Have Martelli and his staff made some serious recruiting mistakes in recent seasons? Absolutely. And he has admitted it. And he has also admitted it by basically starting over with the youngest team in the modern history of the program.

I would say that Giannini is closing on 400 wins, with that national championship at Rowan.

I thought La Salle was set up for an upper-level Atlantic 10 finish last season. Then it came crashing down because of an unprecedented run of injuries. That can't be blamed on the coach.

This La Salle team has serious talent. It is competitive in every game, no matter the opponent. You don't have to be a basketball genius to see this is a pretty good team.
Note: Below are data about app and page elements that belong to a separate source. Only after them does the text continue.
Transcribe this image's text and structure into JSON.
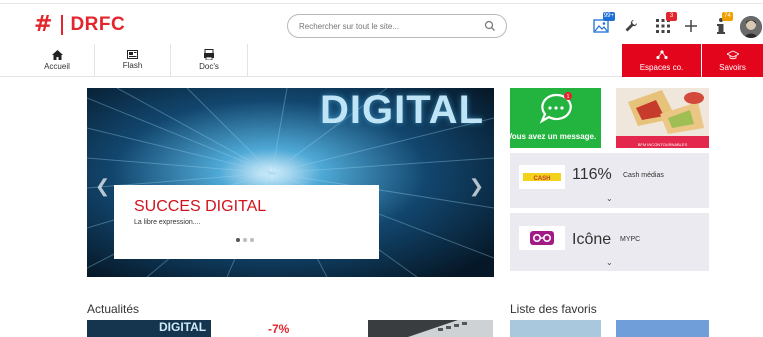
{
  "header": {
    "logo_hash": "#",
    "logo_text": "DRFC",
    "search_placeholder": "Rechercher sur tout le site...",
    "badges": {
      "images": "99+",
      "apps": "3",
      "notifications": "74"
    },
    "colors": {
      "brand_red": "#e3262d",
      "nav_red": "#e3051b"
    }
  },
  "nav": {
    "items": [
      {
        "label": "Accueil",
        "icon": "home-icon"
      },
      {
        "label": "Flash",
        "icon": "newspaper-icon"
      },
      {
        "label": "Doc's",
        "icon": "document-icon"
      }
    ],
    "red_items": [
      {
        "label": "Espaces co.",
        "icon": "people-network-icon"
      },
      {
        "label": "Savoirs",
        "icon": "graduation-cap-icon"
      }
    ]
  },
  "hero": {
    "banner_word": "DIGITAL",
    "title": "SUCCES DIGITAL",
    "subtitle": "La libre expression....",
    "slide_count": 3,
    "active_slide": 1
  },
  "tiles": {
    "message_text": "Vous avez un message.",
    "food_text": "BFM INCONTOURNABLES"
  },
  "cards": [
    {
      "big": "116%",
      "small": "Cash médias",
      "logo": "CASH MÉDIAS"
    },
    {
      "big": "Icône",
      "small": "MYPC",
      "logo": "mypc-icon"
    }
  ],
  "sections": {
    "news_title": "Actualités",
    "favorites_title": "Liste des favoris",
    "news_thumb_1": "DIGITAL",
    "news_thumb_2": "-7%"
  }
}
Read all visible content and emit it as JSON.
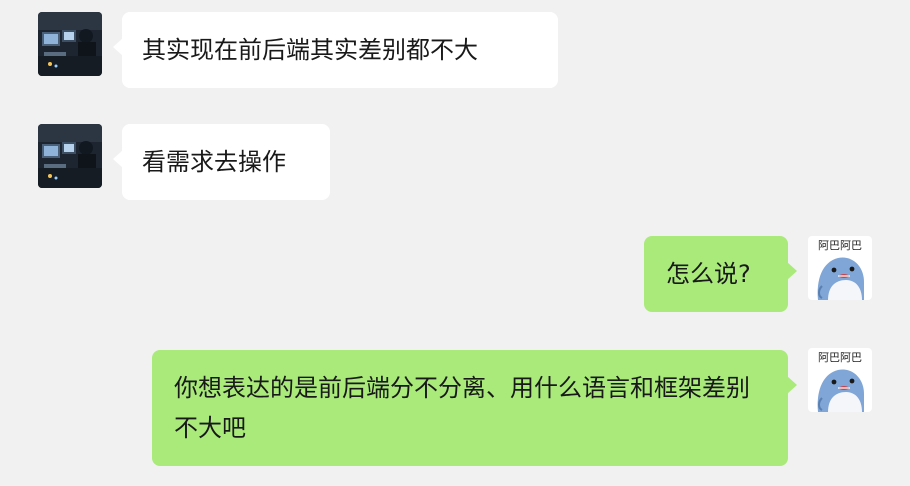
{
  "messages": [
    {
      "side": "left",
      "avatar": "contact-desk-photo",
      "text": "其实现在前后端其实差别都不大"
    },
    {
      "side": "left",
      "avatar": "contact-desk-photo",
      "text": "看需求去操作"
    },
    {
      "side": "right",
      "avatar": "self-dolphin-sticker",
      "text": "怎么说?"
    },
    {
      "side": "right",
      "avatar": "self-dolphin-sticker",
      "text": "你想表达的是前后端分不分离、用什么语言和框架差别不大吧"
    }
  ],
  "self_avatar_caption": "阿巴阿巴",
  "colors": {
    "background": "#f1f1f1",
    "incoming_bubble": "#ffffff",
    "outgoing_bubble": "#a9ea7a",
    "text": "#191919"
  }
}
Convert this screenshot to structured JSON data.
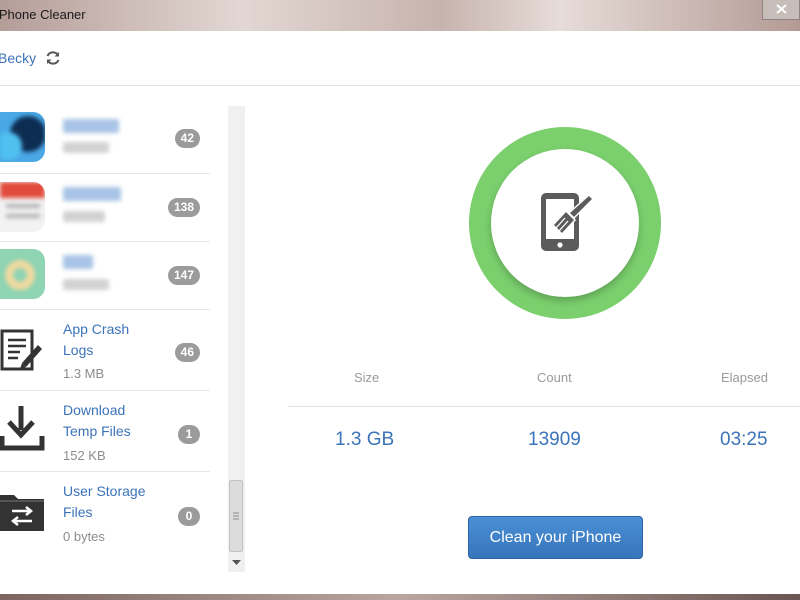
{
  "window": {
    "title": "iPhone Cleaner"
  },
  "toolbar": {
    "device_name": "Becky"
  },
  "sidebar": {
    "items": [
      {
        "name": "",
        "size": "",
        "count": "42",
        "blurred": true
      },
      {
        "name": "",
        "size": "",
        "count": "138",
        "blurred": true
      },
      {
        "name": "",
        "size": "",
        "count": "147",
        "blurred": true
      },
      {
        "name": "App Crash\nLogs",
        "size": "1.3 MB",
        "count": "46",
        "icon": "document-pen-icon"
      },
      {
        "name": "Download\nTemp Files",
        "size": "152 KB",
        "count": "1",
        "icon": "download-icon"
      },
      {
        "name": "User Storage\nFiles",
        "size": "0 bytes",
        "count": "0",
        "icon": "folder-sync-icon"
      }
    ]
  },
  "stats": {
    "size_label": "Size",
    "count_label": "Count",
    "elapsed_label": "Elapsed",
    "size_value": "1.3 GB",
    "count_value": "13909",
    "elapsed_value": "03:25"
  },
  "actions": {
    "clean_label": "Clean your iPhone"
  },
  "colors": {
    "accent": "#3b73b9",
    "ring": "#7bd06d",
    "badge": "#9b9b9b"
  }
}
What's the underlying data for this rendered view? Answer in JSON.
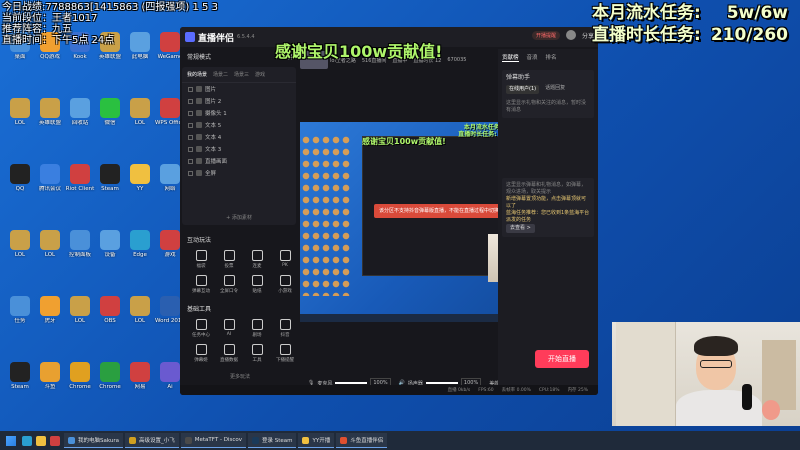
{
  "overlay": {
    "top_left": [
      "今日战绩:7788863[1415863 (四报强项) 1 5 3",
      "当前段位：王者1017",
      "推荐阵容：九五",
      "直播时间：下午5点 24点"
    ],
    "top_right": [
      {
        "label": "本月流水任务:",
        "value": "5w/6w"
      },
      {
        "label": "直播时长任务:",
        "value": "210/260"
      }
    ],
    "center_banner": "感谢宝贝100w贡献值!"
  },
  "desktop_icons": [
    {
      "label": "桌面",
      "color": "#4a90d9"
    },
    {
      "label": "QQ游戏",
      "color": "#f0a030"
    },
    {
      "label": "Kook",
      "color": "#3a6fd0"
    },
    {
      "label": "英雄联盟",
      "color": "#c9a048"
    },
    {
      "label": "此电脑",
      "color": "#5aa0e0"
    },
    {
      "label": "WeGame",
      "color": "#d04040"
    },
    {
      "label": "LOL",
      "color": "#c9a048"
    },
    {
      "label": "英雄联盟",
      "color": "#c9a048"
    },
    {
      "label": "回收站",
      "color": "#5aa0e0"
    },
    {
      "label": "微信",
      "color": "#2ac040"
    },
    {
      "label": "LOL",
      "color": "#c9a048"
    },
    {
      "label": "WPS Office",
      "color": "#d04040"
    },
    {
      "label": "QQ",
      "color": "#222"
    },
    {
      "label": "腾讯会议",
      "color": "#3a7fe0"
    },
    {
      "label": "Riot Client",
      "color": "#d04040"
    },
    {
      "label": "Steam",
      "color": "#222"
    },
    {
      "label": "YY",
      "color": "#f0c040"
    },
    {
      "label": "网络",
      "color": "#5aa0e0"
    },
    {
      "label": "LOL",
      "color": "#c9a048"
    },
    {
      "label": "LOL",
      "color": "#c9a048"
    },
    {
      "label": "控制面板",
      "color": "#4a90d9"
    },
    {
      "label": "设备",
      "color": "#5aa0e0"
    },
    {
      "label": "Edge",
      "color": "#2a9fd0"
    },
    {
      "label": "游戏",
      "color": "#d04040"
    },
    {
      "label": "任务",
      "color": "#4a90d9"
    },
    {
      "label": "虎牙",
      "color": "#f0a030"
    },
    {
      "label": "LOL",
      "color": "#c9a048"
    },
    {
      "label": "OBS",
      "color": "#d04040"
    },
    {
      "label": "LOL",
      "color": "#c9a048"
    },
    {
      "label": "Word 2016",
      "color": "#2a5fb0"
    },
    {
      "label": "Steam",
      "color": "#222"
    },
    {
      "label": "斗鱼",
      "color": "#e8a030"
    },
    {
      "label": "Chrome",
      "color": "#e0a020"
    },
    {
      "label": "Chrome",
      "color": "#2a9f40"
    },
    {
      "label": "网易",
      "color": "#d04040"
    },
    {
      "label": "Ai",
      "color": "#6a5ad0"
    }
  ],
  "app": {
    "name": "直播伴侣",
    "version": "6.5.4.4",
    "titlebar_right": [
      "开播提醒",
      "分享"
    ],
    "mode_label": "常规模式",
    "scene_label": "横屏",
    "scene_tabs": [
      "我的场景",
      "场景二",
      "场景三",
      "游戏"
    ],
    "sources": [
      "图片",
      "图片 2",
      "摄像头 1",
      "文本 5",
      "文本 4",
      "文本 3",
      "直播画面",
      "全屏"
    ],
    "add_source": "+ 添加素材",
    "interactive_title": "互动玩法",
    "interactive_tools": [
      "福袋",
      "投票",
      "连麦",
      "PK",
      "弹幕互动",
      "全屏口令",
      "贴纸",
      "小游戏"
    ],
    "basic_title": "基础工具",
    "basic_tools": [
      "任务中心",
      "AI",
      "剧场",
      "抖音",
      "弹幕姬",
      "直播数据",
      "工具",
      "下播提醒"
    ],
    "more_tools": "更多玩法",
    "room_bar": [
      "lol王者之路",
      "516直播间",
      "直播中",
      "直播时长 12",
      "670035"
    ],
    "preview_overlay_tr": [
      "本月流水任务: 5w/6w",
      "直播时长任务: 210/260"
    ],
    "preview_overlay_center": "感谢宝贝100w贡献值!",
    "preview_notice": "该分区不支持抖音弹幕版直播，不能在直播过程中切换",
    "controls": {
      "mic_label": "麦克风",
      "mic_value": "100%",
      "speaker_label": "扬声器",
      "speaker_value": "100%",
      "buttons": [
        "美颜",
        "录制",
        "设置"
      ]
    },
    "start_button": "开始直播",
    "status_bar": [
      "直播 0kb/s",
      "FPS:60",
      "丢帧率 0.00%",
      "CPU:18%",
      "内存 25%"
    ],
    "right_panel": {
      "tabs": [
        "贡献榜",
        "音浪",
        "排名"
      ],
      "box1_title": "弹幕助手",
      "box1_sub": [
        "在线用户(1)",
        "话题回复"
      ],
      "box1_text": "这里显示礼物和关注的消息，暂时没有消息",
      "box2_text": "这里显示弹幕和礼物消息，如弹幕，观众进场，取关提示",
      "notice": "新增弹幕置顶功能，点击弹幕顶就可以了",
      "notice2": "蓝海任务推荐：您已收到1条蓝海平台派发的任务",
      "more_btn": "去查看 >"
    }
  },
  "taskbar": {
    "apps": [
      {
        "label": "我的电脑Sakura",
        "color": "#4a90d9"
      },
      {
        "label": "高级设置_小飞",
        "color": "#d0a020"
      },
      {
        "label": "MetaTFT - Discov",
        "color": "#4a4a4a"
      },
      {
        "label": "登录 Steam",
        "color": "#1a3a5a"
      },
      {
        "label": "YY开播",
        "color": "#f0c040"
      },
      {
        "label": "斗鱼直播伴侣",
        "color": "#e05030"
      }
    ]
  }
}
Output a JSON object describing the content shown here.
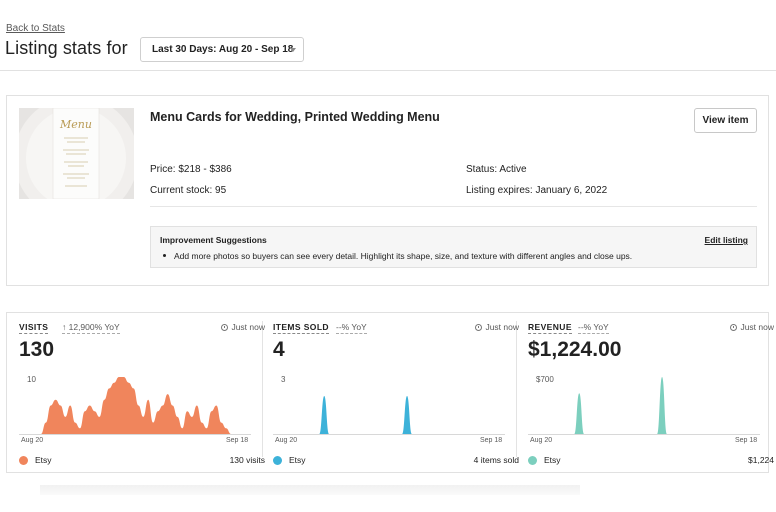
{
  "header": {
    "back_link": "Back to Stats",
    "title": "Listing stats for",
    "date_range": "Last 30 Days: Aug 20 - Sep 18"
  },
  "listing": {
    "title": "Menu Cards for Wedding, Printed Wedding Menu",
    "view_button": "View item",
    "price": "Price: $218 - $386",
    "stock": "Current stock: 95",
    "status": "Status: Active",
    "expires": "Listing expires: January 6, 2022",
    "thumbnail_caption": "Menu"
  },
  "suggestions": {
    "title": "Improvement Suggestions",
    "edit_link": "Edit listing",
    "items": [
      "Add more photos so buyers can see every detail. Highlight its shape, size, and texture with different angles and close ups."
    ]
  },
  "stats": [
    {
      "label": "VISITS",
      "yoy": "↑ 12,900% YoY",
      "updated": "Just now",
      "value": "130",
      "legend": "Etsy",
      "total": "130 visits",
      "color": "#f0855c"
    },
    {
      "label": "ITEMS SOLD",
      "yoy": "--% YoY",
      "updated": "Just now",
      "value": "4",
      "legend": "Etsy",
      "total": "4 items sold",
      "color": "#3db2d9"
    },
    {
      "label": "REVENUE",
      "yoy": "--% YoY",
      "updated": "Just now",
      "value": "$1,224.00",
      "legend": "Etsy",
      "total": "$1,224",
      "color": "#7ccfbe"
    }
  ],
  "chart_data": [
    {
      "type": "area",
      "series": [
        {
          "name": "Etsy",
          "values": [
            0,
            2,
            5,
            6,
            5,
            3,
            5,
            2,
            1,
            4,
            5,
            4,
            3,
            6,
            8,
            9,
            10,
            10,
            9,
            8,
            5,
            3,
            6,
            2,
            4,
            5,
            7,
            5,
            3,
            1,
            4,
            3,
            5,
            2,
            1,
            4,
            5,
            2,
            1,
            0
          ]
        }
      ],
      "ylim": [
        0,
        10
      ],
      "yticks": [
        "10"
      ],
      "x_start": "Aug 20",
      "x_end": "Sep 18"
    },
    {
      "type": "area",
      "series": [
        {
          "name": "Etsy",
          "values": [
            0,
            0,
            0,
            0,
            0,
            0,
            2,
            0,
            0,
            0,
            0,
            0,
            0,
            0,
            0,
            0,
            0,
            0,
            0,
            0,
            0,
            0,
            0,
            2,
            0,
            0,
            0,
            0,
            0,
            0,
            0,
            0,
            0,
            0,
            0,
            0,
            0,
            0,
            0,
            0
          ]
        }
      ],
      "ylim": [
        0,
        3
      ],
      "yticks": [
        "3"
      ],
      "x_start": "Aug 20",
      "x_end": "Sep 18"
    },
    {
      "type": "area",
      "series": [
        {
          "name": "Etsy",
          "values": [
            0,
            0,
            0,
            0,
            0,
            0,
            500,
            0,
            0,
            0,
            0,
            0,
            0,
            0,
            0,
            0,
            0,
            0,
            0,
            0,
            0,
            0,
            0,
            700,
            0,
            0,
            0,
            0,
            0,
            0,
            0,
            0,
            0,
            0,
            0,
            0,
            0,
            0,
            0,
            0
          ]
        }
      ],
      "ylim": [
        0,
        700
      ],
      "yticks": [
        "$700"
      ],
      "x_start": "Aug 20",
      "x_end": "Sep 18"
    }
  ]
}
One could certainly argue the historical and recent records of each coach rationally. Beyond any of that, there is the pragmatic argument, which trumps everything. Martelli has a contract through 2015-16. Giannini just got what the university termed a "multiyear" contract extension last summer.


A few conferences already have started league play. The Big East and Atlantic 10 will be starting shortly.

The Big East was 118-31 overall before last night's games, which sounds better than it is because of so many "guarantee" games at home. More indicative is that the league is 7-7 against the Top 25.

How good is the league? Well, I have been most impressed by Connecticut and Louisville. But it is really early.

The A-10 is No. 7 in the RPI and has five teams in the top 75. The league is a solid 16-15 against the ACC, Big Ten and SEC and a less-than-solid 10-25 against the Big East and Big 12.

I thought Temple was the best team when the season began. Did not really understand what went down in Orlando other than possibly players trying to adapt to different roles being a bit unsure of themselves. I knew the team was way better than that.

The Georgetown win helped with that belief. John Chaney told me in March that Ramone Moore was going to be a star. The old coach knows things.


Just 33 players were averaging 20 points through Sunday. Drexel has one in Chris Fouch (22.4 points). He is 13th nationally in scoring and sixth in threes per game (3.6).

There are 30 players averaging double-digit rebounds. The Dragons have one in Samme Givens. His 11.4 rebounds per game are ninth.

Going into last night's game at Louisville, Drexel was second nationally in rebound margin (plus-13.4 boards per game) and second in three-point defense (23.3 percent).

St. Joe's freshman C.J. Aiken is 11th in blocks (3.1 per game). La Salle sophomore Aaric Murray (2.9) is 13th.

Villanova is seventh in free-throw accuracy (78.3 percent). Perhaps more important, after last season's foulathon, the Wildcats are committing just 14.8 fouls per game, ninth nationally.